The U.S. Court of Appeals for the D.C. Circuit is unique among federal courts, well known for an unusual caseload that is disproportionally weighted toward administrative law. What explains that unusual caseload? This Article explores that question. We identify several factors that “push” some types of cases away from the Circuit and several factors that “pull” other cases to it. We give particular focus to the jurisdictional provisions of federal statutes, which reveal congressional intent about the types of actions over which the D.C. Circuit should have special jurisdiction. Through a comprehensive examination of the U.S. Code, we identify several trends. First, the Congress is more likely to give the D.C. Circuit exclusive jurisdiction over the review of administrative rulemaking than over the review of agency decisions imposing a penalty. Second, the Congress is more likely to give the D.C. Circuit exclusive jurisdiction over the review of independent agency actions than over the review of executive agency actions. Finally, the Congress tends to grant the D.C. Circuit exclusive jurisdiction over matters that are likely to have a national effect. In sum, we explore what makes this court unique, from its history to its modern docket and jurisdiction.
Cornell Journal of Law and Public Policy

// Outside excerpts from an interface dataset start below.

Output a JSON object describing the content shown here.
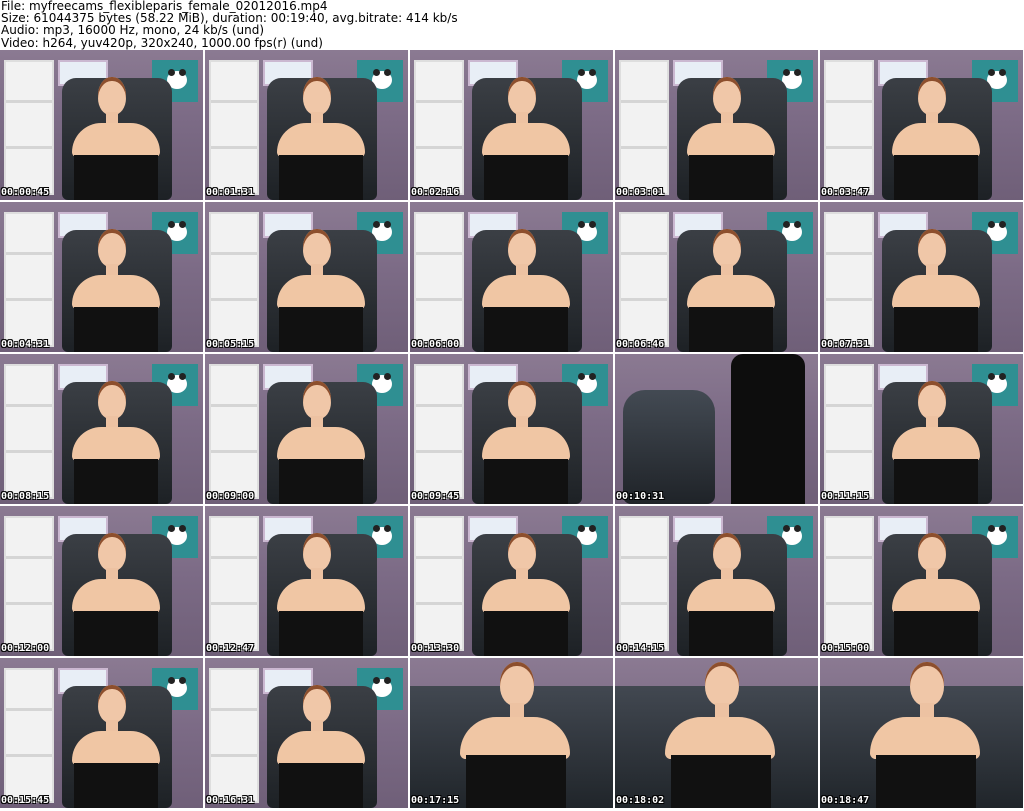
{
  "header": {
    "line1": "File: myfreecams_flexibleparis_female_02012016.mp4",
    "line2": "Size: 61044375 bytes (58.22 MiB), duration: 00:19:40, avg.bitrate: 414 kb/s",
    "line3": "Audio: mp3, 16000 Hz, mono, 24 kb/s (und)",
    "line4": "Video: h264, yuv420p, 320x240, 1000.00 fps(r) (und)"
  },
  "thumbnails": [
    {
      "time": "00:00:45",
      "variant": "standard"
    },
    {
      "time": "00:01:31",
      "variant": "standard"
    },
    {
      "time": "00:02:16",
      "variant": "standard"
    },
    {
      "time": "00:03:01",
      "variant": "standard"
    },
    {
      "time": "00:03:47",
      "variant": "standard"
    },
    {
      "time": "00:04:31",
      "variant": "standard"
    },
    {
      "time": "00:05:15",
      "variant": "standard"
    },
    {
      "time": "00:06:00",
      "variant": "standard"
    },
    {
      "time": "00:06:46",
      "variant": "standard"
    },
    {
      "time": "00:07:31",
      "variant": "standard"
    },
    {
      "time": "00:08:15",
      "variant": "standard"
    },
    {
      "time": "00:09:00",
      "variant": "standard"
    },
    {
      "time": "00:09:45",
      "variant": "standard"
    },
    {
      "time": "00:10:31",
      "variant": "empty"
    },
    {
      "time": "00:11:15",
      "variant": "standard"
    },
    {
      "time": "00:12:00",
      "variant": "standard"
    },
    {
      "time": "00:12:47",
      "variant": "standard"
    },
    {
      "time": "00:13:30",
      "variant": "standard"
    },
    {
      "time": "00:14:15",
      "variant": "standard"
    },
    {
      "time": "00:15:00",
      "variant": "standard"
    },
    {
      "time": "00:15:45",
      "variant": "standard"
    },
    {
      "time": "00:16:31",
      "variant": "standard"
    },
    {
      "time": "00:17:15",
      "variant": "closeup"
    },
    {
      "time": "00:18:02",
      "variant": "closeup"
    },
    {
      "time": "00:18:47",
      "variant": "closeup"
    }
  ]
}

Matthew J.B. Lawrence, David K. Kessler, Eric M. Fraser, and Stephen A. Calhoun, The Jurisdiction of the D.C. Circuit, 23 Cornell J.L. & Pub. Pol'y 131 (2013).